Upsurge in mumps cases in 2008
Since the beginning of 2008 there has been an increase in mumps cases notified to the HPSC, with nearly a thousand cases reported by mid-November. Most cases are teenagers and young adults (15-24 year age group) with smaller numbers occurring among younger and older individuals.
Many outbreaks are reported in colleges, universities as well as in the general community.
Why is this increase occurring?
From the data available to HPSC it appears that the majority of mumps cases are either unvaccinated or only partially vaccinated (only received one dose of MMR). Full vaccination requires two doses of MMR.
Why are we not seeing as many cases in the very young and older individuals?
The lower incidence of disease in younger children is most likely related to better immunity among this group because these children are more likely to have received two doses of MMR in recent years. Older individuals are more likely to have immunity as a result of infection when they were children.
How effective is the vaccine?
Outbreak based studies have demonstrated that the two doses of the MMR vaccine will protect between 80%-95% of individuals against mumps. During outbreak periods some cases are expected among vaccinated individuals because not all individuals will have protective immunity. Without vaccination more cases would occur.

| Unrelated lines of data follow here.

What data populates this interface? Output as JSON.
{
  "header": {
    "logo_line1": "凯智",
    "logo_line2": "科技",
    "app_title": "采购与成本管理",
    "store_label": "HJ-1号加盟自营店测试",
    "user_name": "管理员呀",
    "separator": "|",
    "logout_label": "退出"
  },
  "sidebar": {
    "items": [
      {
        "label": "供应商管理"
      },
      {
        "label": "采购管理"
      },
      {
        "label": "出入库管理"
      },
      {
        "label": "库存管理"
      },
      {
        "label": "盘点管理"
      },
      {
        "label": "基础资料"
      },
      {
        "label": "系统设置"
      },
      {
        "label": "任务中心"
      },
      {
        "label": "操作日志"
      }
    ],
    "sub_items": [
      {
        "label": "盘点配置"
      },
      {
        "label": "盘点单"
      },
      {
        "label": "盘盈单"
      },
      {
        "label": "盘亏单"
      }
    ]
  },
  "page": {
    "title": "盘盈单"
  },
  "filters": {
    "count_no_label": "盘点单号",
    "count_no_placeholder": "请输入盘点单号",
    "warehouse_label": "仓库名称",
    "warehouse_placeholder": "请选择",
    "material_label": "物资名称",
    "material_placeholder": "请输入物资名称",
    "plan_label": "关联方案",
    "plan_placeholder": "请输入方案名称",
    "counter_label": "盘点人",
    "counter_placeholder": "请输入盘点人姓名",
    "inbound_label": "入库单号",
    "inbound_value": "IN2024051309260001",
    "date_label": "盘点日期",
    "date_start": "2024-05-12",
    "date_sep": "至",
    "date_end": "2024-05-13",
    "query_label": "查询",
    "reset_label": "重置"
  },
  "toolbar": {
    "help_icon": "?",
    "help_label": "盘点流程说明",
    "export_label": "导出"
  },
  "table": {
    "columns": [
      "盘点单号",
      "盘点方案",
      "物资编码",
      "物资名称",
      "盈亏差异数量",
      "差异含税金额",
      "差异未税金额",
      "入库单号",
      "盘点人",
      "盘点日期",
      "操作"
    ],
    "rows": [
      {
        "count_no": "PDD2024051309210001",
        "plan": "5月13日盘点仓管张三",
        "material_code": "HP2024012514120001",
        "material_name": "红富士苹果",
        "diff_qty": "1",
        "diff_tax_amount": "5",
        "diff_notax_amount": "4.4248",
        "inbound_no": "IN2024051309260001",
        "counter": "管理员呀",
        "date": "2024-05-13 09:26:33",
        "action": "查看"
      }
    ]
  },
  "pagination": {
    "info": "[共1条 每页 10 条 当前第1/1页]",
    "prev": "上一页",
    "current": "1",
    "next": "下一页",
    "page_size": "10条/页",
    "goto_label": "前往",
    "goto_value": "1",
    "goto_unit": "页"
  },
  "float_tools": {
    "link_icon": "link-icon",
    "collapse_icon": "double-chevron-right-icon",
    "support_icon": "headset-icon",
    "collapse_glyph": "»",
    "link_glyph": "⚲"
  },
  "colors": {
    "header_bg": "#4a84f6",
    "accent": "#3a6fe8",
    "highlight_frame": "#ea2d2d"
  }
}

What can be done to prevent mumps?
The best way to prevent mumps for individuals who are not immune is by getting the MMR vaccine.
In the childhood immunization schedule MMR is already routinely given to children after 12 months of age and at 4-5 years of age.
Children who are older than 5 years of age and have not already been vaccinated through the school programme or by their GP and young adults (particularly those < 25 years of age) who have not received 2 doses of MMR should be vaccinated by contacting their GP.
Individuals who don’t know how many doses of MMR they have received
Many individuals do not know what vaccines they had in childhood - in which case it is recommended that young adults and teenagers who have missed out on the school programme should receive at least one dose of the MMR vaccine to protect against the disease.
Where can people get the MMR vaccine?
GPs are provided with the MMR vaccine from the National Immunisation Office. Payments for vaccine administration (but not the vaccine) may apply for some individuals.
Click here for more information on MMR - Protection against measles, mumps & rubella.